an organism of the Eucaryotae, whose cells have a true nucleus bounded by a nuclear membrane and containing the chromosomes and which divide by mitosis. Eukaryotic cells also contain membrane-bound organelles, such as mitochondria, chloroplasts, lysosomes and the Golgi apparatus. Plants and animals, protozoa, fungi and algae (except blue-green algae) are eukaryotes. Other organisms (the bacteria) are prokaryotes.
References in periodicals archive ?
Proof-of-principle work has demonstrated that the CBR technology represents a highly productive cell culture system, capable of maintaining extremely high density fluidized bed cultures of both prokaryotic and eukaryotic cells over long periods.
We are honored to be awarded a grant from the Department of Energy and will use the funds to further understand the regulatory networks that control gene expression of eukaryotic cells in yeast," said Bruce Cohen, President and CEO of Acacia Biosciences.
Through an agreement with the Massachusetts Institute of Technology, Elixir Pharmaceuticals is the exclusive worldwide licensee of patent number 6,787,300, which describes methods for identifying agents that extend life span and protect against stress in eukaryotic cells.
Beach and Mitotix have shown that the family of cdc25 enzymes is active only in proliferating cells, and is essential for the division of eukaryotic cells (cells with nuclei).
Research Corporation Technologies granted 38 new licenses in 2002 for use of a DNA tool to increase protein expression levels in eukaryotic cells.

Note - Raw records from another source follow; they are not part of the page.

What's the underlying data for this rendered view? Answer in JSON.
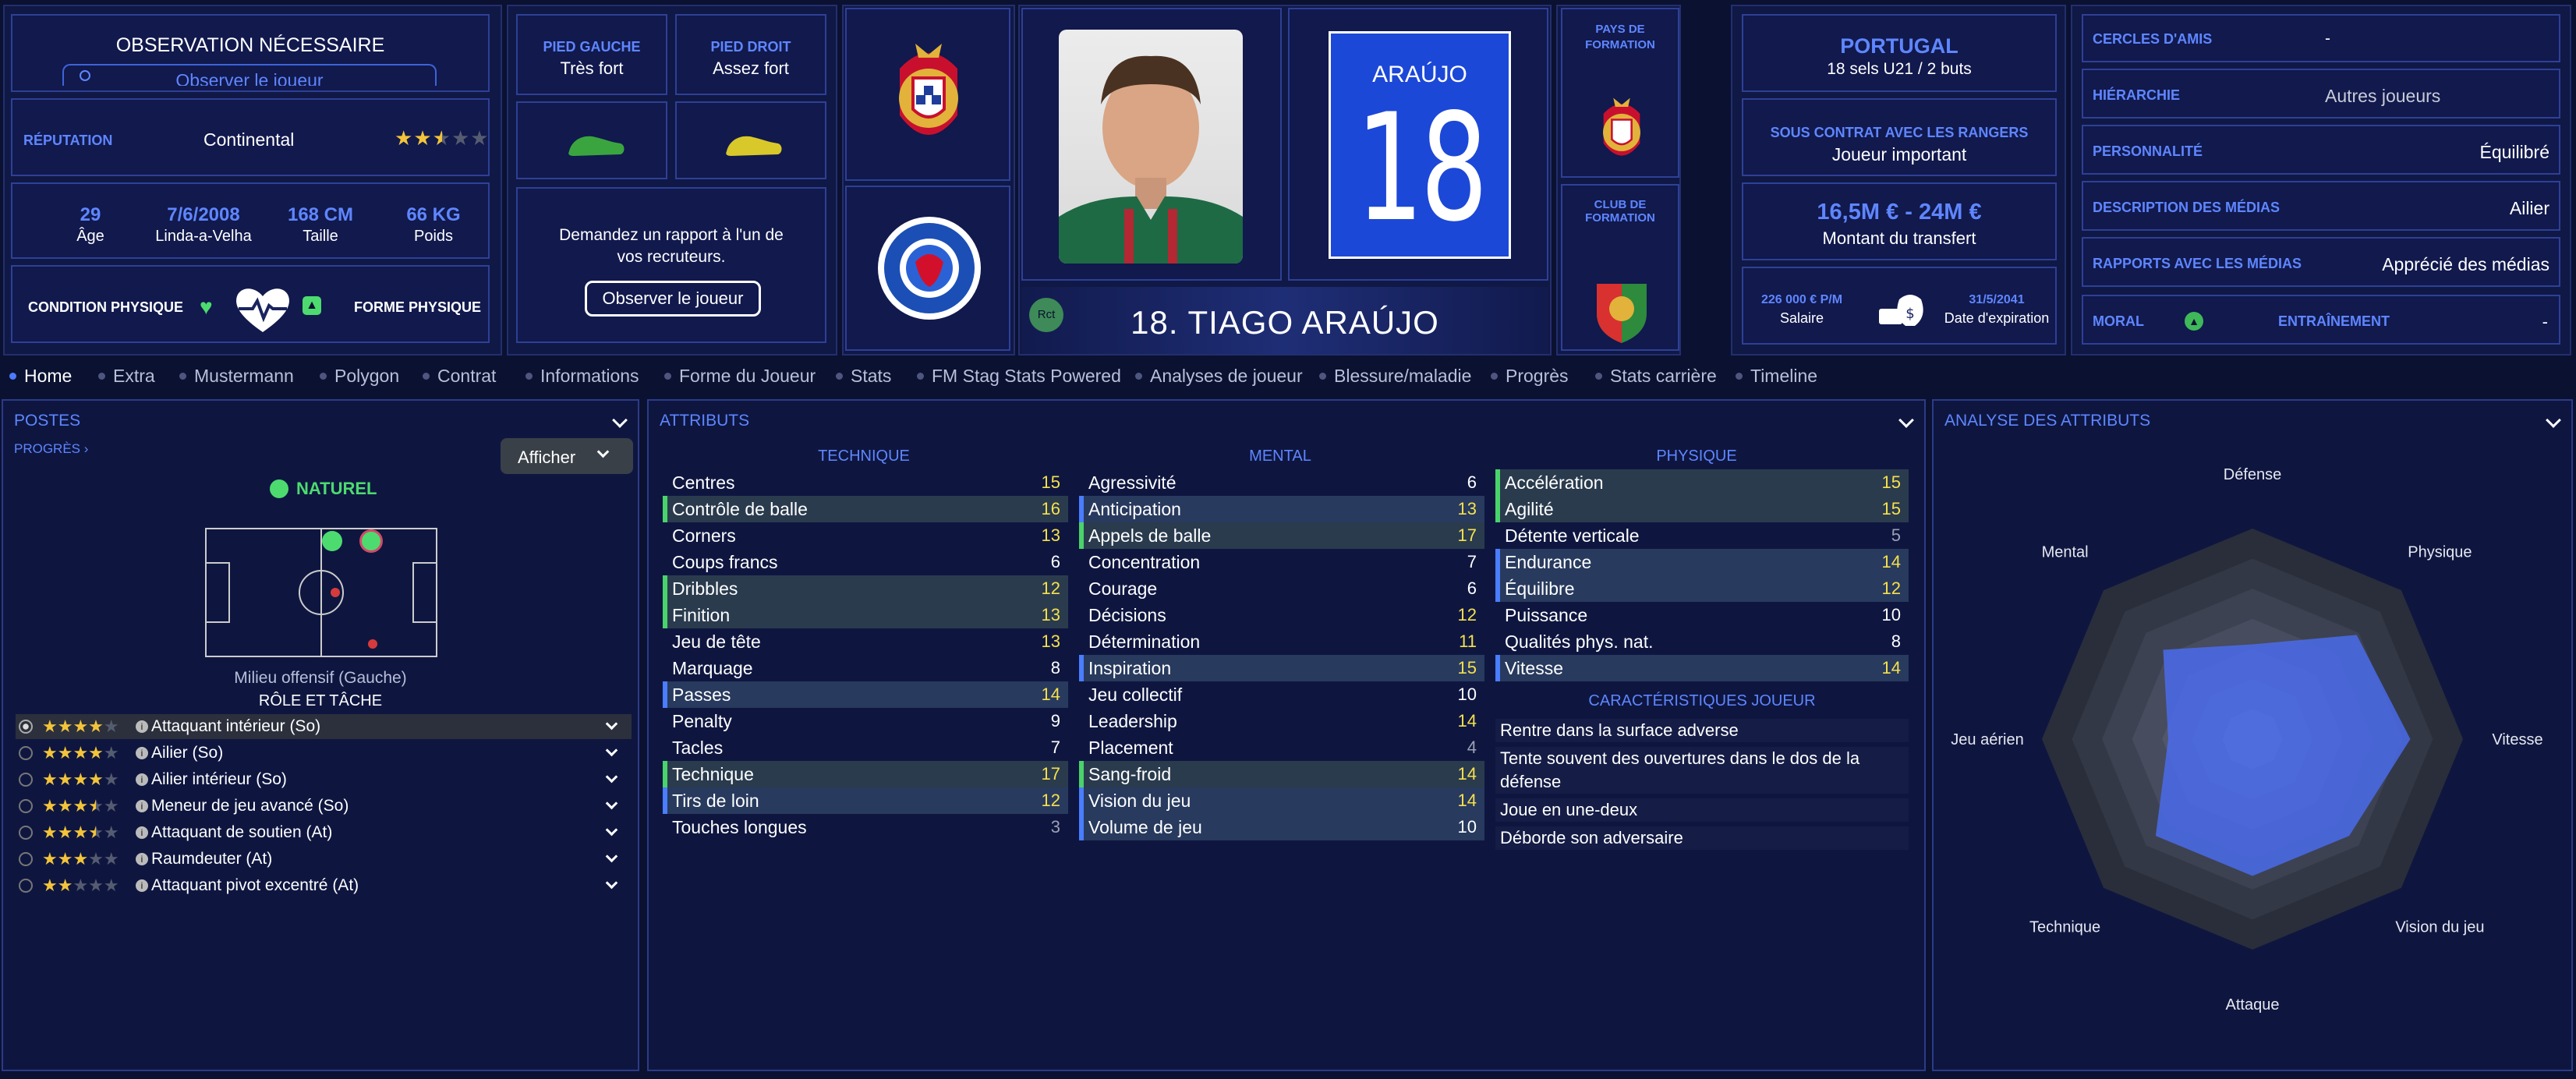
{
  "scout": {
    "title": "OBSERVATION NÉCESSAIRE",
    "field": "Observer le joueur"
  },
  "reputation": {
    "label": "RÉPUTATION",
    "value": "Continental",
    "stars": 2.5
  },
  "bio": [
    {
      "value": "29",
      "label": "Âge"
    },
    {
      "value": "7/6/2008",
      "label": "Linda-a-Velha"
    },
    {
      "value": "168 CM",
      "label": "Taille"
    },
    {
      "value": "66 KG",
      "label": "Poids"
    }
  ],
  "condition": {
    "label": "CONDITION PHYSIQUE",
    "form_label": "FORME PHYSIQUE"
  },
  "feet": {
    "left_label": "PIED GAUCHE",
    "left_value": "Très fort",
    "right_label": "PIED DROIT",
    "right_value": "Assez fort"
  },
  "report": {
    "text": "Demandez un rapport à l'un de vos recruteurs.",
    "button": "Observer le joueur"
  },
  "shirt": {
    "name": "ARAÚJO",
    "number": "18"
  },
  "player": {
    "title": "18. TIAGO ARAÚJO",
    "badge": "Rct"
  },
  "nation": {
    "label": "PAYS DE FORMATION",
    "club_label": "CLUB DE FORMATION"
  },
  "international": {
    "country": "PORTUGAL",
    "caps": "18 sels U21 / 2 buts"
  },
  "contract": {
    "label": "SOUS CONTRAT AVEC LES RANGERS",
    "value": "Joueur important"
  },
  "transfer": {
    "value": "16,5M € - 24M €",
    "label": "Montant du transfert"
  },
  "wage": {
    "value": "226 000 € P/M",
    "label": "Salaire",
    "expiry": "31/5/2041",
    "expiry_label": "Date d'expiration"
  },
  "personal": [
    {
      "label": "CERCLES D'AMIS",
      "value": "-"
    },
    {
      "label": "HIÉRARCHIE",
      "value": "Autres joueurs"
    },
    {
      "label": "PERSONNALITÉ",
      "value": "Équilibré"
    },
    {
      "label": "DESCRIPTION DES MÉDIAS",
      "value": "Ailier"
    },
    {
      "label": "RAPPORTS AVEC LES MÉDIAS",
      "value": "Apprécié des médias"
    }
  ],
  "morale": {
    "label": "MORAL",
    "training_label": "ENTRAÎNEMENT",
    "training_value": "-"
  },
  "tabs": [
    "Home",
    "Extra",
    "Mustermann",
    "Polygon",
    "Contrat",
    "Informations",
    "Forme du Joueur",
    "Stats",
    "FM Stag Stats Powered",
    "Analyses de joueur",
    "Blessure/maladie",
    "Progrès",
    "Stats carrière",
    "Timeline"
  ],
  "positions": {
    "title": "POSTES",
    "progress": "PROGRÈS",
    "show": "Afficher",
    "natural": "NATUREL",
    "position_name": "Milieu offensif (Gauche)",
    "role_title": "RÔLE ET TÂCHE",
    "roles": [
      {
        "name": "Attaquant intérieur (So)",
        "stars": 4
      },
      {
        "name": "Ailier (So)",
        "stars": 4
      },
      {
        "name": "Ailier intérieur (So)",
        "stars": 4
      },
      {
        "name": "Meneur de jeu avancé (So)",
        "stars": 3.5
      },
      {
        "name": "Attaquant de soutien (At)",
        "stars": 3.5
      },
      {
        "name": "Raumdeuter (At)",
        "stars": 3
      },
      {
        "name": "Attaquant pivot excentré (At)",
        "stars": 2
      }
    ]
  },
  "attributes": {
    "title": "ATTRIBUTS",
    "technical_title": "TECHNIQUE",
    "mental_title": "MENTAL",
    "physical_title": "PHYSIQUE",
    "technical": [
      {
        "name": "Centres",
        "value": "15"
      },
      {
        "name": "Contrôle de balle",
        "value": "16"
      },
      {
        "name": "Corners",
        "value": "13"
      },
      {
        "name": "Coups francs",
        "value": "6"
      },
      {
        "name": "Dribbles",
        "value": "12"
      },
      {
        "name": "Finition",
        "value": "13"
      },
      {
        "name": "Jeu de tête",
        "value": "13"
      },
      {
        "name": "Marquage",
        "value": "8"
      },
      {
        "name": "Passes",
        "value": "14"
      },
      {
        "name": "Penalty",
        "value": "9"
      },
      {
        "name": "Tacles",
        "value": "7"
      },
      {
        "name": "Technique",
        "value": "17"
      },
      {
        "name": "Tirs de loin",
        "value": "12"
      },
      {
        "name": "Touches longues",
        "value": "3"
      }
    ],
    "mental": [
      {
        "name": "Agressivité",
        "value": "6"
      },
      {
        "name": "Anticipation",
        "value": "13"
      },
      {
        "name": "Appels de balle",
        "value": "17"
      },
      {
        "name": "Concentration",
        "value": "7"
      },
      {
        "name": "Courage",
        "value": "6"
      },
      {
        "name": "Décisions",
        "value": "12"
      },
      {
        "name": "Détermination",
        "value": "11"
      },
      {
        "name": "Inspiration",
        "value": "15"
      },
      {
        "name": "Jeu collectif",
        "value": "10"
      },
      {
        "name": "Leadership",
        "value": "14"
      },
      {
        "name": "Placement",
        "value": "4"
      },
      {
        "name": "Sang-froid",
        "value": "14"
      },
      {
        "name": "Vision du jeu",
        "value": "14"
      },
      {
        "name": "Volume de jeu",
        "value": "10"
      }
    ],
    "physical": [
      {
        "name": "Accélération",
        "value": "15"
      },
      {
        "name": "Agilité",
        "value": "15"
      },
      {
        "name": "Détente verticale",
        "value": "5"
      },
      {
        "name": "Endurance",
        "value": "14"
      },
      {
        "name": "Équilibre",
        "value": "12"
      },
      {
        "name": "Puissance",
        "value": "10"
      },
      {
        "name": "Qualités phys. nat.",
        "value": "8"
      },
      {
        "name": "Vitesse",
        "value": "14"
      }
    ],
    "traits_title": "CARACTÉRISTIQUES JOUEUR",
    "traits": [
      "Rentre dans la surface adverse",
      "Tente souvent des ouvertures dans le dos de la défense",
      "Joue en une-deux",
      "Déborde son adversaire"
    ]
  },
  "analysis": {
    "title": "ANALYSE DES ATTRIBUTS"
  },
  "chart_data": {
    "type": "radar",
    "title": "ANALYSE DES ATTRIBUTS",
    "axes": [
      "Défense",
      "Physique",
      "Vitesse",
      "Vision du jeu",
      "Attaque",
      "Technique",
      "Jeu aérien",
      "Mental"
    ],
    "values": [
      9,
      14,
      15,
      13,
      13,
      13,
      8,
      12
    ],
    "range": [
      0,
      20
    ],
    "series_color": "#4a6cf0"
  }
}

Nasdaq: CYGS) announced its intentions to patent the company's technique to re-establish genetic potency in eukaryotic cells, including human cells.
MxA and MxB appear to induce anti-viral activity in eukaryotic cells infected with influenza virus and other viruses.
They also cause membrane damage in eukaryotic cells (nonbacterial cells with nuclei).
Promosome's proprietary mRNA translation technologies produce meaningful improvements in the yield, quality and stability of proteins and antibodies produced in both prokaryotic and eukaryotic cells.
I propose to study how eukaryotic cells generate autophagosomes, organelles bounded by a double membrane.
A team of researchers suggests that the methyl-adenine that would regulate the expression of certain genes in eukaryotic cells could have a specific role in stem cells and in early stages of development.
However, ever since a seminal event in the far past--it's hypothesized in the Endosymbiotic Theory that one prokaryotic (non-nucleated, single cellular bacteria) organism engulfed another one and rather than just digesting it, began a productive co-association--there have actually been two (or more) distinct genome partitions in eukaryotic cells.